§ **What you are asked to do**: Would you please copy each line below that includes the string "icon"?

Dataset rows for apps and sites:
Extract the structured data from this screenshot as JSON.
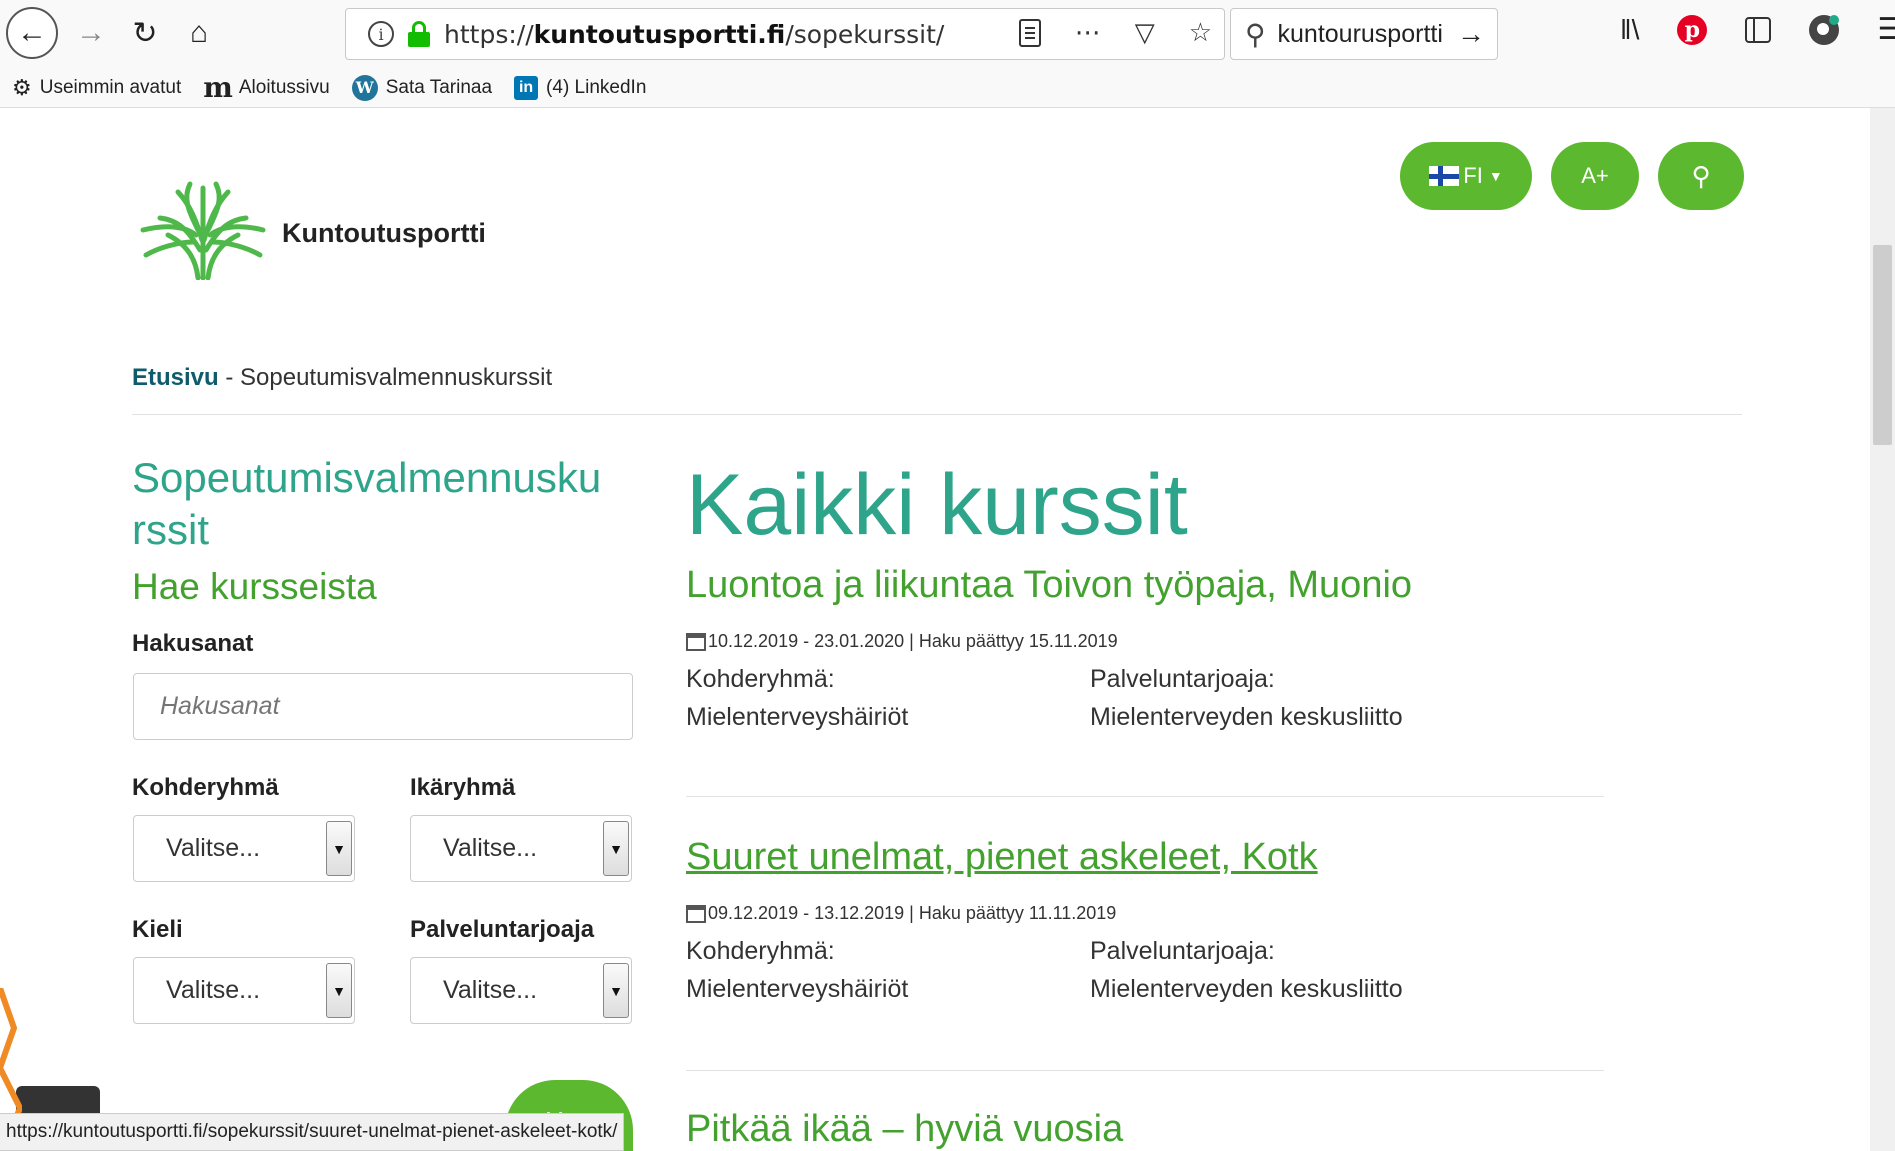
{
  "browser": {
    "url_prefix": "https://",
    "url_host": "kuntoutusportti.fi",
    "url_path": "/sopekurssit/",
    "search_text": "kuntourusportti",
    "bookmarks": [
      {
        "label": "Useimmin avatut",
        "icon": "gear-icon"
      },
      {
        "label": "Aloitussivu",
        "icon": "m-logo-icon"
      },
      {
        "label": "Sata Tarinaa",
        "icon": "wordpress-icon"
      },
      {
        "label": "(4) LinkedIn",
        "icon": "linkedin-icon"
      }
    ],
    "status_url": "https://kuntoutusportti.fi/sopekurssit/suuret-unelmat-pienet-askeleet-kotk/"
  },
  "header": {
    "brand": "Kuntoutusportti",
    "lang_label": "FI",
    "font_size_label": "A+"
  },
  "breadcrumb": {
    "home": "Etusivu",
    "separator": " - ",
    "current": "Sopeutumisvalmennuskurssit"
  },
  "sidebar": {
    "title_line1": "Sopeutumisvalmennusku",
    "title_line2": "rssit",
    "search_heading": "Hae kursseista",
    "keywords_label": "Hakusanat",
    "keywords_placeholder": "Hakusanat",
    "target_group_label": "Kohderyhmä",
    "age_group_label": "Ikäryhmä",
    "language_label": "Kieli",
    "provider_label": "Palveluntarjoaja",
    "select_placeholder": "Valitse...",
    "submit_label": "Hae"
  },
  "main": {
    "title": "Kaikki kurssit",
    "courses": [
      {
        "title": "Luontoa ja liikuntaa Toivon työpaja, Muonio",
        "date": "10.12.2019 - 23.01.2020 | Haku päättyy 15.11.2019",
        "target_label": "Kohderyhmä:",
        "target_value": "Mielenterveyshäiriöt",
        "provider_label": "Palveluntarjoaja:",
        "provider_value": "Mielenterveyden keskusliitto"
      },
      {
        "title": "Suuret unelmat, pienet askeleet, Kotk",
        "date": "09.12.2019 - 13.12.2019 | Haku päättyy 11.11.2019",
        "target_label": "Kohderyhmä:",
        "target_value": "Mielenterveyshäiriöt",
        "provider_label": "Palveluntarjoaja:",
        "provider_value": "Mielenterveyden keskusliitto"
      },
      {
        "title": "Pitkää ikää – hyviä vuosia"
      }
    ]
  },
  "colors": {
    "accent_green": "#5cb82e",
    "heading_teal": "#2ea58a",
    "course_green": "#43a12e",
    "breadcrumb_link": "#0f5b6e"
  }
}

§ **Expected output**:
        "icon": "gear-icon"
        "icon": "m-logo-icon"
        "icon": "wordpress-icon"
        "icon": "linkedin-icon"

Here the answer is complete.